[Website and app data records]
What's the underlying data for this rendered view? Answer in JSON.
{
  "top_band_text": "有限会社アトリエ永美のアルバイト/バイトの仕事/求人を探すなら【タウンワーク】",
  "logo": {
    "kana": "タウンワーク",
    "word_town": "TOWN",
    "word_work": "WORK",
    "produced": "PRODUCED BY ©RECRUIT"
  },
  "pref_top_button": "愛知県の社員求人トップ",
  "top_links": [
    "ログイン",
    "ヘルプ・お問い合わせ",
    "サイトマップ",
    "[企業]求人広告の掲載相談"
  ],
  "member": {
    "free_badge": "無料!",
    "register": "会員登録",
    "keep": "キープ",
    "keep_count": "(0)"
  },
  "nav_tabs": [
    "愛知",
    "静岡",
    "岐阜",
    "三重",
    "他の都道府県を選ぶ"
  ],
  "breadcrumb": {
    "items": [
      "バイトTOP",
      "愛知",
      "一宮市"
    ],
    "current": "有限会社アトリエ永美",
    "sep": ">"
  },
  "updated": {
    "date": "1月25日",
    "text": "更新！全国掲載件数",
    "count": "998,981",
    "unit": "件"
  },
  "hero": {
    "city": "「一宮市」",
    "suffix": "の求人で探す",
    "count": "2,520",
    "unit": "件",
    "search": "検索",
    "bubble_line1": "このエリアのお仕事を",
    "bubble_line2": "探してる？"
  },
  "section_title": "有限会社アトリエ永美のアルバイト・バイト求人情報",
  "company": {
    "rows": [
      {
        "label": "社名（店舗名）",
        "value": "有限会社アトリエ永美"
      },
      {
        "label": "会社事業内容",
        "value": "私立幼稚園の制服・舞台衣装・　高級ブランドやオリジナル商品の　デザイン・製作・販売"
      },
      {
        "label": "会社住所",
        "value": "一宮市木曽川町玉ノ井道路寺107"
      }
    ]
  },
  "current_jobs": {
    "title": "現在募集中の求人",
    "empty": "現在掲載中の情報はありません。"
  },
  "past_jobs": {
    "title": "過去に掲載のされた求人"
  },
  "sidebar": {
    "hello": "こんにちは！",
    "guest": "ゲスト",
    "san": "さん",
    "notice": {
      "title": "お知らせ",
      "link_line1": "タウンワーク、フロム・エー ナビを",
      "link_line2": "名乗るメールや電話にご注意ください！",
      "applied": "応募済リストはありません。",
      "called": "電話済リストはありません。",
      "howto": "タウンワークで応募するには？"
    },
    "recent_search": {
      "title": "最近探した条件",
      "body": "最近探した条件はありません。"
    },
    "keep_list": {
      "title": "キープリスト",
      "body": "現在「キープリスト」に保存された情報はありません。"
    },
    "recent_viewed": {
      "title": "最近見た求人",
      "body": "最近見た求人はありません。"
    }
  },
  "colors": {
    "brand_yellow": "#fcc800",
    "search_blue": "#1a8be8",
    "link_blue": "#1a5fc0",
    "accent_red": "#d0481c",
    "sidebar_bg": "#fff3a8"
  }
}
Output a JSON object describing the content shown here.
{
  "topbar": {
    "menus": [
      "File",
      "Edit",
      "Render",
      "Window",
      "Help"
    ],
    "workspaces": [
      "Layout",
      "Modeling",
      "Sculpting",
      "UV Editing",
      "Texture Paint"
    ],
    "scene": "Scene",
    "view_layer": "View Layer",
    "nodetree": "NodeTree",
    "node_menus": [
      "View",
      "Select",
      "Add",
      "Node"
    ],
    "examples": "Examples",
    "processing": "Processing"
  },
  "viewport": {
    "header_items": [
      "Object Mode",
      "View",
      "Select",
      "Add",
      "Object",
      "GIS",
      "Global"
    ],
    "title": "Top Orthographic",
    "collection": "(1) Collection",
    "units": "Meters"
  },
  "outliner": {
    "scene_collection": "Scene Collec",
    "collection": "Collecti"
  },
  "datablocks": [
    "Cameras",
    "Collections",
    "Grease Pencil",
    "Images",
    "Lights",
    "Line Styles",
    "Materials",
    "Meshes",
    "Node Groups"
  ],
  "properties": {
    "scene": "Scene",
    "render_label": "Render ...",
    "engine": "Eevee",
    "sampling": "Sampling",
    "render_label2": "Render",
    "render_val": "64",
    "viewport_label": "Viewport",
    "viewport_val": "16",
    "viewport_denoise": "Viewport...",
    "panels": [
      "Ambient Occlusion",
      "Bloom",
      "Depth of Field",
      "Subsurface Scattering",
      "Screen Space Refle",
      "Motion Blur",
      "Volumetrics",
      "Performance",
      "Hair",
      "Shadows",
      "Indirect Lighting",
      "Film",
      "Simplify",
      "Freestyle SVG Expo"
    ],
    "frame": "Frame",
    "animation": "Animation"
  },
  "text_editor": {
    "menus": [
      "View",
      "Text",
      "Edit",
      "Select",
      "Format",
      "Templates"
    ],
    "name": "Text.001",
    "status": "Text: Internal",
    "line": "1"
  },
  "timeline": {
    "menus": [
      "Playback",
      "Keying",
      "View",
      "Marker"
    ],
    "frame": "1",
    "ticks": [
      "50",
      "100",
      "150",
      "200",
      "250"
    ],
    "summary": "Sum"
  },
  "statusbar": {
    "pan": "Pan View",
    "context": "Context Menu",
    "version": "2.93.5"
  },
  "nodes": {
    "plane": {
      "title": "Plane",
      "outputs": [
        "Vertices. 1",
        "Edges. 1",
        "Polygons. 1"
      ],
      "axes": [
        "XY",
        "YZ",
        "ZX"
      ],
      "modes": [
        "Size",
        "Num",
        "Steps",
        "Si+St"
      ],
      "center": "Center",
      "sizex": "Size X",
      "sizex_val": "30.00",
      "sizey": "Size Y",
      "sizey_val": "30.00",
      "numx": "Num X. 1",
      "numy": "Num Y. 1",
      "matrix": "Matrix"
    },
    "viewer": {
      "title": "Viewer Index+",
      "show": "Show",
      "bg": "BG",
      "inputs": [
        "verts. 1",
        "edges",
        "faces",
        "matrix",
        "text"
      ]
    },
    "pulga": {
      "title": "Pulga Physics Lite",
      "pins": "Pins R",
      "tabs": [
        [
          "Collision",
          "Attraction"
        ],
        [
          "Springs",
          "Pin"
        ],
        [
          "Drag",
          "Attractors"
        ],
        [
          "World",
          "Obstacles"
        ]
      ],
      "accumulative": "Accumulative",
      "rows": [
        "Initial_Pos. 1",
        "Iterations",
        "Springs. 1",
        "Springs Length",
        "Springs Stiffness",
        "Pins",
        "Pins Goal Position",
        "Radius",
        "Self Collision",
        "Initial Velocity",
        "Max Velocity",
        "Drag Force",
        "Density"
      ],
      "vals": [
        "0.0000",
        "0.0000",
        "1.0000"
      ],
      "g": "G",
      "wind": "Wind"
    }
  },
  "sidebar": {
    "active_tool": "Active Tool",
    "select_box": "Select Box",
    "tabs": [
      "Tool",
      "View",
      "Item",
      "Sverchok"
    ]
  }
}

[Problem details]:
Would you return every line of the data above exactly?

[Task result]:
What's the underlying data for this rendered view? Answer in JSON.
{
  "top_band_text": "有限会社アトリエ永美のアルバイト/バイトの仕事/求人を探すなら【タウンワーク】",
  "logo": {
    "kana": "タウンワーク",
    "word_town": "TOWN",
    "word_work": "WORK",
    "produced": "PRODUCED BY ©RECRUIT"
  },
  "pref_top_button": "愛知県の社員求人トップ",
  "top_links": [
    "ログイン",
    "ヘルプ・お問い合わせ",
    "サイトマップ",
    "[企業]求人広告の掲載相談"
  ],
  "member": {
    "free_badge": "無料!",
    "register": "会員登録",
    "keep": "キープ",
    "keep_count": "(0)"
  },
  "nav_tabs": [
    "愛知",
    "静岡",
    "岐阜",
    "三重",
    "他の都道府県を選ぶ"
  ],
  "breadcrumb": {
    "items": [
      "バイトTOP",
      "愛知",
      "一宮市"
    ],
    "current": "有限会社アトリエ永美",
    "sep": ">"
  },
  "updated": {
    "date": "1月25日",
    "text": "更新！全国掲載件数",
    "count": "998,981",
    "unit": "件"
  },
  "hero": {
    "city": "「一宮市」",
    "suffix": "の求人で探す",
    "count": "2,520",
    "unit": "件",
    "search": "検索",
    "bubble_line1": "このエリアのお仕事を",
    "bubble_line2": "探してる？"
  },
  "section_title": "有限会社アトリエ永美のアルバイト・バイト求人情報",
  "company": {
    "rows": [
      {
        "label": "社名（店舗名）",
        "value": "有限会社アトリエ永美"
      },
      {
        "label": "会社事業内容",
        "value": "私立幼稚園の制服・舞台衣装・　高級ブランドやオリジナル商品の　デザイン・製作・販売"
      },
      {
        "label": "会社住所",
        "value": "一宮市木曽川町玉ノ井道路寺107"
      }
    ]
  },
  "current_jobs": {
    "title": "現在募集中の求人",
    "empty": "現在掲載中の情報はありません。"
  },
  "past_jobs": {
    "title": "過去に掲載のされた求人"
  },
  "sidebar": {
    "hello": "こんにちは！",
    "guest": "ゲスト",
    "san": "さん",
    "notice": {
      "title": "お知らせ",
      "link_line1": "タウンワーク、フロム・エー ナビを",
      "link_line2": "名乗るメールや電話にご注意ください！",
      "applied": "応募済リストはありません。",
      "called": "電話済リストはありません。",
      "howto": "タウンワークで応募するには？"
    },
    "recent_search": {
      "title": "最近探した条件",
      "body": "最近探した条件はありません。"
    },
    "keep_list": {
      "title": "キープリスト",
      "body": "現在「キープリスト」に保存された情報はありません。"
    },
    "recent_viewed": {
      "title": "最近見た求人",
      "body": "最近見た求人はありません。"
    }
  },
  "colors": {
    "brand_yellow": "#fcc800",
    "search_blue": "#1a8be8",
    "link_blue": "#1a5fc0",
    "accent_red": "#d0481c",
    "sidebar_bg": "#fff3a8"
  }
}
Output a JSON object describing the content shown here.
{
  "topbar": {
    "menus": [
      "File",
      "Edit",
      "Render",
      "Window",
      "Help"
    ],
    "workspaces": [
      "Layout",
      "Modeling",
      "Sculpting",
      "UV Editing",
      "Texture Paint"
    ],
    "scene": "Scene",
    "view_layer": "View Layer",
    "nodetree": "NodeTree",
    "node_menus": [
      "View",
      "Select",
      "Add",
      "Node"
    ],
    "examples": "Examples",
    "processing": "Processing"
  },
  "viewport": {
    "header_items": [
      "Object Mode",
      "View",
      "Select",
      "Add",
      "Object",
      "GIS",
      "Global"
    ],
    "title": "Top Orthographic",
    "collection": "(1) Collection",
    "units": "Meters"
  },
  "outliner": {
    "scene_collection": "Scene Collec",
    "collection": "Collecti"
  },
  "datablocks": [
    "Cameras",
    "Collections",
    "Grease Pencil",
    "Images",
    "Lights",
    "Line Styles",
    "Materials",
    "Meshes",
    "Node Groups"
  ],
  "properties": {
    "scene": "Scene",
    "render_label": "Render ...",
    "engine": "Eevee",
    "sampling": "Sampling",
    "render_label2": "Render",
    "render_val": "64",
    "viewport_label": "Viewport",
    "viewport_val": "16",
    "viewport_denoise": "Viewport...",
    "panels": [
      "Ambient Occlusion",
      "Bloom",
      "Depth of Field",
      "Subsurface Scattering",
      "Screen Space Refle",
      "Motion Blur",
      "Volumetrics",
      "Performance",
      "Hair",
      "Shadows",
      "Indirect Lighting",
      "Film",
      "Simplify",
      "Freestyle SVG Expo"
    ],
    "frame": "Frame",
    "animation": "Animation"
  },
  "text_editor": {
    "menus": [
      "View",
      "Text",
      "Edit",
      "Select",
      "Format",
      "Templates"
    ],
    "name": "Text.001",
    "status": "Text: Internal",
    "line": "1"
  },
  "timeline": {
    "menus": [
      "Playback",
      "Keying",
      "View",
      "Marker"
    ],
    "frame": "1",
    "ticks": [
      "50",
      "100",
      "150",
      "200",
      "250"
    ],
    "summary": "Sum"
  },
  "statusbar": {
    "pan": "Pan View",
    "context": "Context Menu",
    "version": "2.93.5"
  },
  "nodes": {
    "plane": {
      "title": "Plane",
      "outputs": [
        "Vertices. 1",
        "Edges. 1",
        "Polygons. 1"
      ],
      "axes": [
        "XY",
        "YZ",
        "ZX"
      ],
      "modes": [
        "Size",
        "Num",
        "Steps",
        "Si+St"
      ],
      "center": "Center",
      "sizex": "Size X",
      "sizex_val": "30.00",
      "sizey": "Size Y",
      "sizey_val": "30.00",
      "numx": "Num X. 1",
      "numy": "Num Y. 1",
      "matrix": "Matrix"
    },
    "viewer": {
      "title": "Viewer Index+",
      "show": "Show",
      "bg": "BG",
      "inputs": [
        "verts. 1",
        "edges",
        "faces",
        "matrix",
        "text"
      ]
    },
    "pulga": {
      "title": "Pulga Physics Lite",
      "pins": "Pins R",
      "tabs": [
        [
          "Collision",
          "Attraction"
        ],
        [
          "Springs",
          "Pin"
        ],
        [
          "Drag",
          "Attractors"
        ],
        [
          "World",
          "Obstacles"
        ]
      ],
      "accumulative": "Accumulative",
      "rows": [
        "Initial_Pos. 1",
        "Iterations",
        "Springs. 1",
        "Springs Length",
        "Springs Stiffness",
        "Pins",
        "Pins Goal Position",
        "Radius",
        "Self Collision",
        "Initial Velocity",
        "Max Velocity",
        "Drag Force",
        "Density"
      ],
      "vals": [
        "0.0000",
        "0.0000",
        "1.0000"
      ],
      "g": "G",
      "wind": "Wind"
    }
  },
  "sidebar": {
    "active_tool": "Active Tool",
    "select_box": "Select Box",
    "tabs": [
      "Tool",
      "View",
      "Item",
      "Sverchok"
    ]
  }
}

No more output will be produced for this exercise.